25 WATER & ICE (MELTING)Any additional heat absorbed by the ice goes into partially breaking the connections between the ice molecules.There is no change in the KE of the molecules (graph flattens out)No change in tempAll of the energy goes into breaking the connectionsAs long there is solid ice present, the temp cannot increase.The solid & liquid are in equilibrium if they are both present
26 The energy required to change from the solid to a liquid is called the heat of fusion & depends on the mols of the substance (DHfus of H2O=6000J/mol or 6kJ/mol)Using the formula: DHmelting = (mol) DHfus18g H2O1 mol H2O1 mol H2O6000J180g H2O= 60,000J
27 ALL WATER Now all of the particles are free to flow, The heat energy gained now goes into the vibrational energy of the molecules.The temp of the water increasesThe rate of temp increase now depends on the heat capacity of liquid waterCwater=4.18 J/g°C
28 DHwater=(180g)(4.18J/g°C)(100°C-0°C) The temp continues to increase until it just reaches the boiling point (for water = 100˚C)again, Hwater=mCwaterTDHwater=(180g)(4.18J/g°C)(100°C-0°C)DHwater= 75,240 J
29 STEAM & WATER (VAPORIZING) Any additional heat absorbed by the water goes into completely breaking the connections between the water molecules.Again the heat does not increase the KE of the molecules so the temp does not change,the energy is used to vaporize the waterIf there are still connections to break or there is liquid present, the temp cannot increase.The energy required to change from the liquid to the vapor phase is called the heat of vaporization; using Hboiling=(mol)HvapHvap of H2O=40,600J/mol
31 STEAM ONLY (VAPOR PHASE) Again the heat energy goes into the vibrational energy of the molecule.Rate of temp increase depends on CH2O vapor=1.84 J/g°CThe temp can increase indefinitely, or until the substance decomposes (plasma)We’ll stop at 125°C.
33 To figure out how much energy we need would need all together to heat up the water this much, we just need to add up the energy of each step.DHtotal=(3760 J+60,000J+75,240 J+406,000 J+8280 J)DHtotal = 553,280 JNotice, the majority of the energy is needed for the vaporization step.The connections between molecules of H2O must be broken completely to vaporize

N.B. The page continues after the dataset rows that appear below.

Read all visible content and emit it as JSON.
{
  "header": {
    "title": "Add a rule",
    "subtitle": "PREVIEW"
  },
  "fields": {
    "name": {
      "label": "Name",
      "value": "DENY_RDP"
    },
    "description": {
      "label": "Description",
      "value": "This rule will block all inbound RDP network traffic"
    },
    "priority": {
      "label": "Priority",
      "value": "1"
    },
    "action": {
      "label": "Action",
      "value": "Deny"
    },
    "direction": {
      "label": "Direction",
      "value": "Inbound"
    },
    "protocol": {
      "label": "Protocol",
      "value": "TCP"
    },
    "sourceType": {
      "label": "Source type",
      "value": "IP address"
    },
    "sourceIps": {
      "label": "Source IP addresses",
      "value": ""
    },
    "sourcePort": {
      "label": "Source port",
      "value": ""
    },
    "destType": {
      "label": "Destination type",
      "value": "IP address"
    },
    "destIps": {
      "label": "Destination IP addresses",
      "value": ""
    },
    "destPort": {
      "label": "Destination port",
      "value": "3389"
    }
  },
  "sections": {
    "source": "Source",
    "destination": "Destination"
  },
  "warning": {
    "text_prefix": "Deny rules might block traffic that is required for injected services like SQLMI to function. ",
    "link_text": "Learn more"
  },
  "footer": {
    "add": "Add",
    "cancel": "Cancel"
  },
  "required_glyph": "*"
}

34 DHtotal= DHliquid wax + DHsolidification + DHsolid wax Example:How much energy must be lost for 50.0 g of liquid wax at 85.0˚C to cool to room temperature at 25.0˚C? (Csolid wax= 2.18 J/g˚C, m.p. of wax = 62.0 ˚C, Cliquid wax=2.31 J/g˚C; MM = g/mol, DHfusion=70,500 J/mol)DHtotal= (50g)(2.31J/g˚C)(62˚C-85˚C) + (50g/352.7g/mol)(-70,500J/mol)+ (50g)(2.18J/g˚C)(25˚C-62˚C)DHliquid waxmCliquid waxDTn(DHfusion)DHsolidificationDHtotal= ( J) + ( J)+ (-4033 J)DHsolid waxmCsolid waxDTDHtotal= -16,683.8 JDHtotal= DHliquid wax + DHsolidification + DHsolid waxDHtotal= mCliquid waxDT+n(DHfusion)+mCsolid waxDT
35 ClassworkWe have a collection of steam at 173°C that occupies a volume of L and a pressure of 2.53 atm. How much energy would it need to lose to end up as a block of ice at 0.00°C?